Stored data:
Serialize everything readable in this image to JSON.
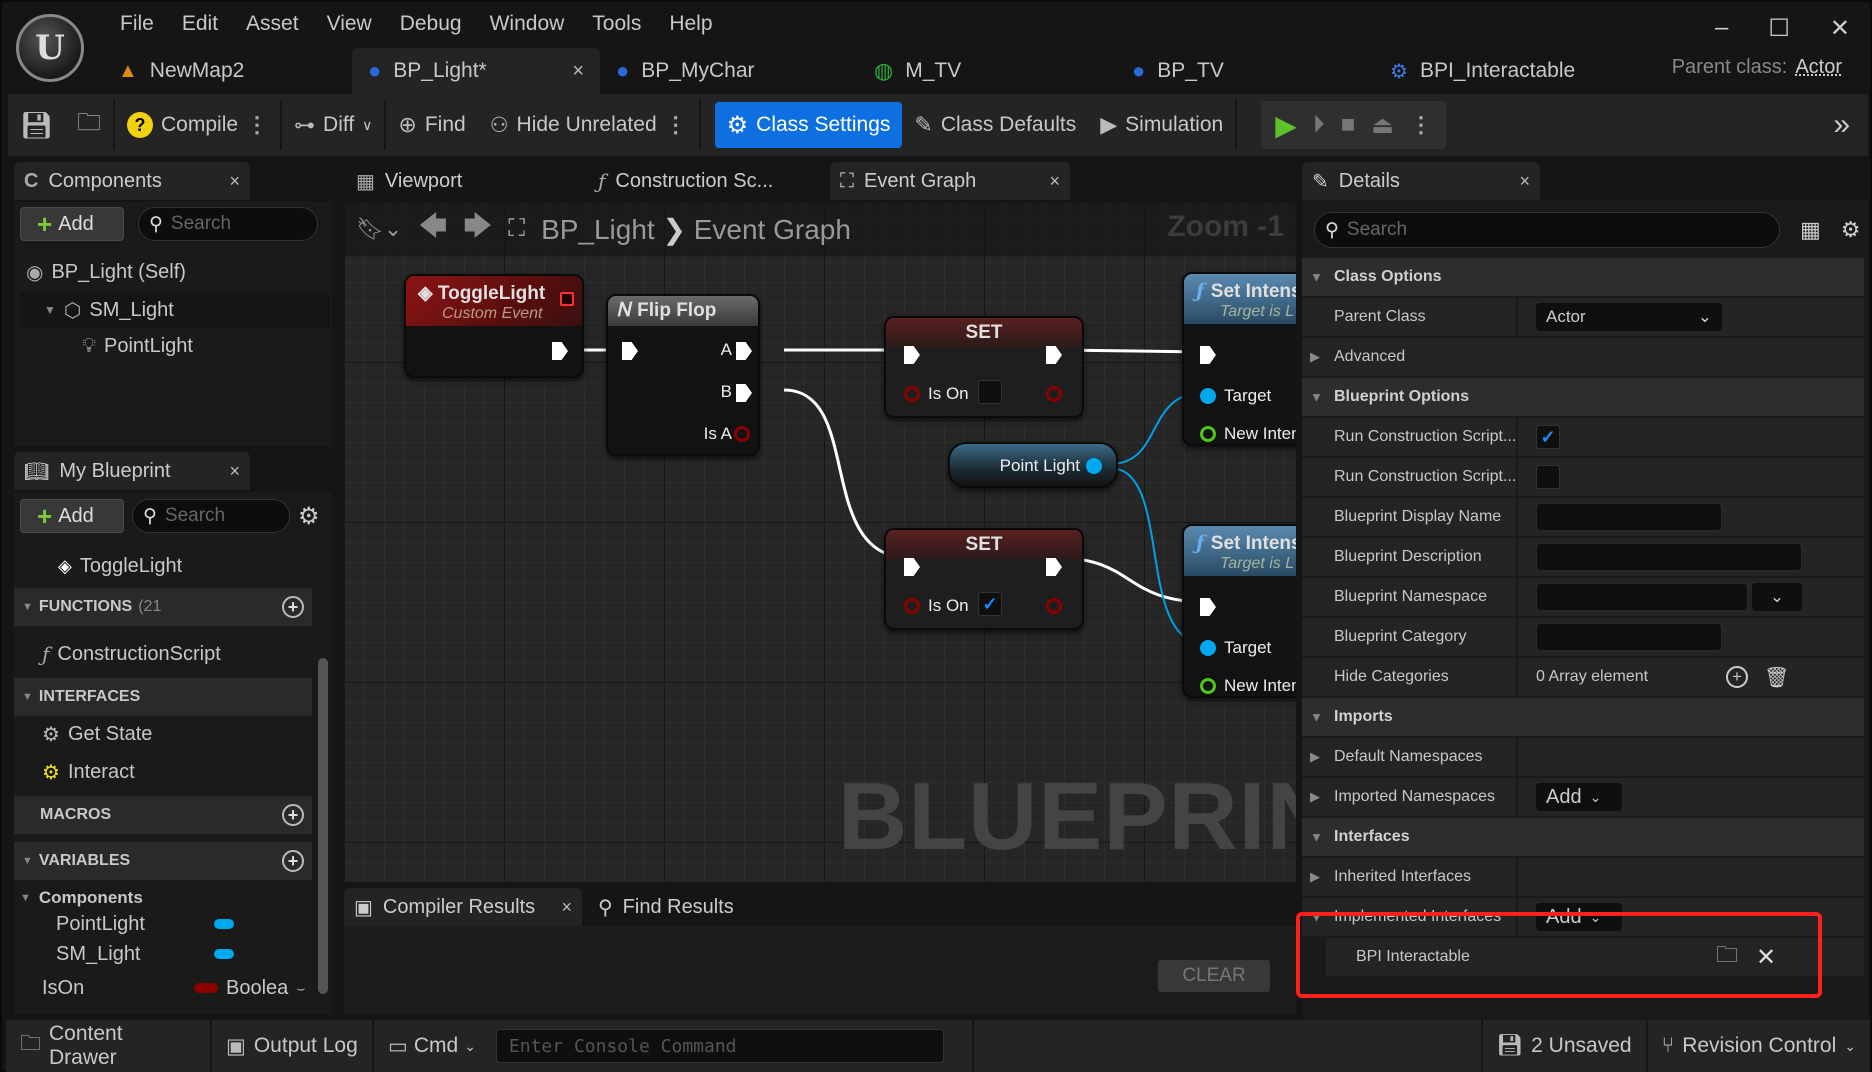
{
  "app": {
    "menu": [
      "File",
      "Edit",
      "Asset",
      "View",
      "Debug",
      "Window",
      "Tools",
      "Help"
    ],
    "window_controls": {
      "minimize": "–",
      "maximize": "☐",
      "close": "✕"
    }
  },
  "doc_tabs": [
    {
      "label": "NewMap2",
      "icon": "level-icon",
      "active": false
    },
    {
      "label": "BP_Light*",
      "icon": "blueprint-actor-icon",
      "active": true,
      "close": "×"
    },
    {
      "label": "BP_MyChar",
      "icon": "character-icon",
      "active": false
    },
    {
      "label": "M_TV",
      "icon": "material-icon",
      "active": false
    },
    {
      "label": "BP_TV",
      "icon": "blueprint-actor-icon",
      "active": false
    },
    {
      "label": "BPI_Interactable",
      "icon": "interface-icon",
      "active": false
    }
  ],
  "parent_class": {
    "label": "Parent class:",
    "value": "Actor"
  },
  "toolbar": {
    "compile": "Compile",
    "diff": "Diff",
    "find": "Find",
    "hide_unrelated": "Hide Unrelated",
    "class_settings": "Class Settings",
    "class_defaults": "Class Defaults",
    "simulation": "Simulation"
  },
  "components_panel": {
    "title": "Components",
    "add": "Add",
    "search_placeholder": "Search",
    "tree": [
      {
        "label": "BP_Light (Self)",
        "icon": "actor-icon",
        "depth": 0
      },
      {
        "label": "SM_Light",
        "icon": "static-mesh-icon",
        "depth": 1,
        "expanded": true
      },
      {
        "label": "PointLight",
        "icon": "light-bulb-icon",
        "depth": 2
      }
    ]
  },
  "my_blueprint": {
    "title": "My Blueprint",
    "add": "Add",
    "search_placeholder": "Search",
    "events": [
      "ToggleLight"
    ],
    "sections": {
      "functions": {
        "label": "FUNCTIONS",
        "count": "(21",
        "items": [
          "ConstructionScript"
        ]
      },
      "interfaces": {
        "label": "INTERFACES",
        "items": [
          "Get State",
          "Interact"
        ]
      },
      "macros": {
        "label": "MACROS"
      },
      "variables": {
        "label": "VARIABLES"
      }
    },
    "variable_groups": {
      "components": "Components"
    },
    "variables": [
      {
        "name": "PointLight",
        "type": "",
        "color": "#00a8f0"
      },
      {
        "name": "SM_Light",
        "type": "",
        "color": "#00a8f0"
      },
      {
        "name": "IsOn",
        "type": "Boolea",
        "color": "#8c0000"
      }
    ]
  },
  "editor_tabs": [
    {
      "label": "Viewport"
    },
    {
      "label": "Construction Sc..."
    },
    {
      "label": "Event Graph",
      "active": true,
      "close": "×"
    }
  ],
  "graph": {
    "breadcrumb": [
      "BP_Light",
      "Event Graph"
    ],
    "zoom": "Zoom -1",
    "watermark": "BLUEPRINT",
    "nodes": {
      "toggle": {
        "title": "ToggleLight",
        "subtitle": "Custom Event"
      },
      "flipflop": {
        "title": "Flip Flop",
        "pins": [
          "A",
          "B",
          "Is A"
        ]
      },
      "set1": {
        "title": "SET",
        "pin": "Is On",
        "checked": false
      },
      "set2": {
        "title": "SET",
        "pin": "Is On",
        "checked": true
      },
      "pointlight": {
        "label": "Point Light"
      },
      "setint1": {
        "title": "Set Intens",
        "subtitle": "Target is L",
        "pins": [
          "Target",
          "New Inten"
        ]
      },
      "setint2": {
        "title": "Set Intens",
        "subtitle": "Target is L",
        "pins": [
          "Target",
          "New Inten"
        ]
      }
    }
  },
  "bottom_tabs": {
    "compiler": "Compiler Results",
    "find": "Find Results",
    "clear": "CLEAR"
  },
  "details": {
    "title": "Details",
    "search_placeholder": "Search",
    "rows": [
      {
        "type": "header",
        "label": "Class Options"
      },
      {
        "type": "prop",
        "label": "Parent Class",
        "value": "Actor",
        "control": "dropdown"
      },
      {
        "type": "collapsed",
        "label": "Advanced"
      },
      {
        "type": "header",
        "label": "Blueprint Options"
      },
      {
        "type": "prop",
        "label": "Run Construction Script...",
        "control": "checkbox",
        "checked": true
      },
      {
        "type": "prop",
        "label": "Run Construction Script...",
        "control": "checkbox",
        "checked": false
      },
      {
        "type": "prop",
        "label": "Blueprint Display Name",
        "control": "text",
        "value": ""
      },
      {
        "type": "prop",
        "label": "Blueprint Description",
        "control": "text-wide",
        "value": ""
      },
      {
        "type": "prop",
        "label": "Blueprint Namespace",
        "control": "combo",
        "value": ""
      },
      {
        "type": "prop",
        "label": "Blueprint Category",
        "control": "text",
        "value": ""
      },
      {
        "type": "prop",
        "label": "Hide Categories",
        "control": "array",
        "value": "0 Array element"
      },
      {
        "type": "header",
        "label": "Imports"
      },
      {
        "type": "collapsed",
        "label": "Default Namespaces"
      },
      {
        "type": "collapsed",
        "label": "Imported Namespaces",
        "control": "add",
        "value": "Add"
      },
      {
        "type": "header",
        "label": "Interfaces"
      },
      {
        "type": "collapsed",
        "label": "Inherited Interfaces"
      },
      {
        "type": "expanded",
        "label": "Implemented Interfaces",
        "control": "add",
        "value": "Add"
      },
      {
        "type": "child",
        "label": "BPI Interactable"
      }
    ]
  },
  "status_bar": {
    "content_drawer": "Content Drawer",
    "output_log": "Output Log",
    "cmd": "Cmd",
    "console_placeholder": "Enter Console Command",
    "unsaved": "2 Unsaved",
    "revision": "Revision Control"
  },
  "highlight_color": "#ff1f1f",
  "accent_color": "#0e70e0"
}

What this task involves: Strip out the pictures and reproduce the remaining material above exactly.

Completed exercise:
Serialize everything readable in this image to JSON.
{
  "app": {
    "menu": [
      "File",
      "Edit",
      "Asset",
      "View",
      "Debug",
      "Window",
      "Tools",
      "Help"
    ],
    "window_controls": {
      "minimize": "–",
      "maximize": "☐",
      "close": "✕"
    }
  },
  "doc_tabs": [
    {
      "label": "NewMap2",
      "icon": "level-icon",
      "active": false
    },
    {
      "label": "BP_Light*",
      "icon": "blueprint-actor-icon",
      "active": true,
      "close": "×"
    },
    {
      "label": "BP_MyChar",
      "icon": "character-icon",
      "active": false
    },
    {
      "label": "M_TV",
      "icon": "material-icon",
      "active": false
    },
    {
      "label": "BP_TV",
      "icon": "blueprint-actor-icon",
      "active": false
    },
    {
      "label": "BPI_Interactable",
      "icon": "interface-icon",
      "active": false
    }
  ],
  "parent_class": {
    "label": "Parent class:",
    "value": "Actor"
  },
  "toolbar": {
    "compile": "Compile",
    "diff": "Diff",
    "find": "Find",
    "hide_unrelated": "Hide Unrelated",
    "class_settings": "Class Settings",
    "class_defaults": "Class Defaults",
    "simulation": "Simulation"
  },
  "components_panel": {
    "title": "Components",
    "add": "Add",
    "search_placeholder": "Search",
    "tree": [
      {
        "label": "BP_Light (Self)",
        "icon": "actor-icon",
        "depth": 0
      },
      {
        "label": "SM_Light",
        "icon": "static-mesh-icon",
        "depth": 1,
        "expanded": true
      },
      {
        "label": "PointLight",
        "icon": "light-bulb-icon",
        "depth": 2
      }
    ]
  },
  "my_blueprint": {
    "title": "My Blueprint",
    "add": "Add",
    "search_placeholder": "Search",
    "events": [
      "ToggleLight"
    ],
    "sections": {
      "functions": {
        "label": "FUNCTIONS",
        "count": "(21",
        "items": [
          "ConstructionScript"
        ]
      },
      "interfaces": {
        "label": "INTERFACES",
        "items": [
          "Get State",
          "Interact"
        ]
      },
      "macros": {
        "label": "MACROS"
      },
      "variables": {
        "label": "VARIABLES"
      }
    },
    "variable_groups": {
      "components": "Components"
    },
    "variables": [
      {
        "name": "PointLight",
        "type": "",
        "color": "#00a8f0"
      },
      {
        "name": "SM_Light",
        "type": "",
        "color": "#00a8f0"
      },
      {
        "name": "IsOn",
        "type": "Boolea",
        "color": "#8c0000"
      }
    ]
  },
  "editor_tabs": [
    {
      "label": "Viewport"
    },
    {
      "label": "Construction Sc..."
    },
    {
      "label": "Event Graph",
      "active": true,
      "close": "×"
    }
  ],
  "graph": {
    "breadcrumb": [
      "BP_Light",
      "Event Graph"
    ],
    "zoom": "Zoom -1",
    "watermark": "BLUEPRINT",
    "nodes": {
      "toggle": {
        "title": "ToggleLight",
        "subtitle": "Custom Event"
      },
      "flipflop": {
        "title": "Flip Flop",
        "pins": [
          "A",
          "B",
          "Is A"
        ]
      },
      "set1": {
        "title": "SET",
        "pin": "Is On",
        "checked": false
      },
      "set2": {
        "title": "SET",
        "pin": "Is On",
        "checked": true
      },
      "pointlight": {
        "label": "Point Light"
      },
      "setint1": {
        "title": "Set Intens",
        "subtitle": "Target is L",
        "pins": [
          "Target",
          "New Inten"
        ]
      },
      "setint2": {
        "title": "Set Intens",
        "subtitle": "Target is L",
        "pins": [
          "Target",
          "New Inten"
        ]
      }
    }
  },
  "bottom_tabs": {
    "compiler": "Compiler Results",
    "find": "Find Results",
    "clear": "CLEAR"
  },
  "details": {
    "title": "Details",
    "search_placeholder": "Search",
    "rows": [
      {
        "type": "header",
        "label": "Class Options"
      },
      {
        "type": "prop",
        "label": "Parent Class",
        "value": "Actor",
        "control": "dropdown"
      },
      {
        "type": "collapsed",
        "label": "Advanced"
      },
      {
        "type": "header",
        "label": "Blueprint Options"
      },
      {
        "type": "prop",
        "label": "Run Construction Script...",
        "control": "checkbox",
        "checked": true
      },
      {
        "type": "prop",
        "label": "Run Construction Script...",
        "control": "checkbox",
        "checked": false
      },
      {
        "type": "prop",
        "label": "Blueprint Display Name",
        "control": "text",
        "value": ""
      },
      {
        "type": "prop",
        "label": "Blueprint Description",
        "control": "text-wide",
        "value": ""
      },
      {
        "type": "prop",
        "label": "Blueprint Namespace",
        "control": "combo",
        "value": ""
      },
      {
        "type": "prop",
        "label": "Blueprint Category",
        "control": "text",
        "value": ""
      },
      {
        "type": "prop",
        "label": "Hide Categories",
        "control": "array",
        "value": "0 Array element"
      },
      {
        "type": "header",
        "label": "Imports"
      },
      {
        "type": "collapsed",
        "label": "Default Namespaces"
      },
      {
        "type": "collapsed",
        "label": "Imported Namespaces",
        "control": "add",
        "value": "Add"
      },
      {
        "type": "header",
        "label": "Interfaces"
      },
      {
        "type": "collapsed",
        "label": "Inherited Interfaces"
      },
      {
        "type": "expanded",
        "label": "Implemented Interfaces",
        "control": "add",
        "value": "Add"
      },
      {
        "type": "child",
        "label": "BPI Interactable"
      }
    ]
  },
  "status_bar": {
    "content_drawer": "Content Drawer",
    "output_log": "Output Log",
    "cmd": "Cmd",
    "console_placeholder": "Enter Console Command",
    "unsaved": "2 Unsaved",
    "revision": "Revision Control"
  },
  "highlight_color": "#ff1f1f",
  "accent_color": "#0e70e0"
}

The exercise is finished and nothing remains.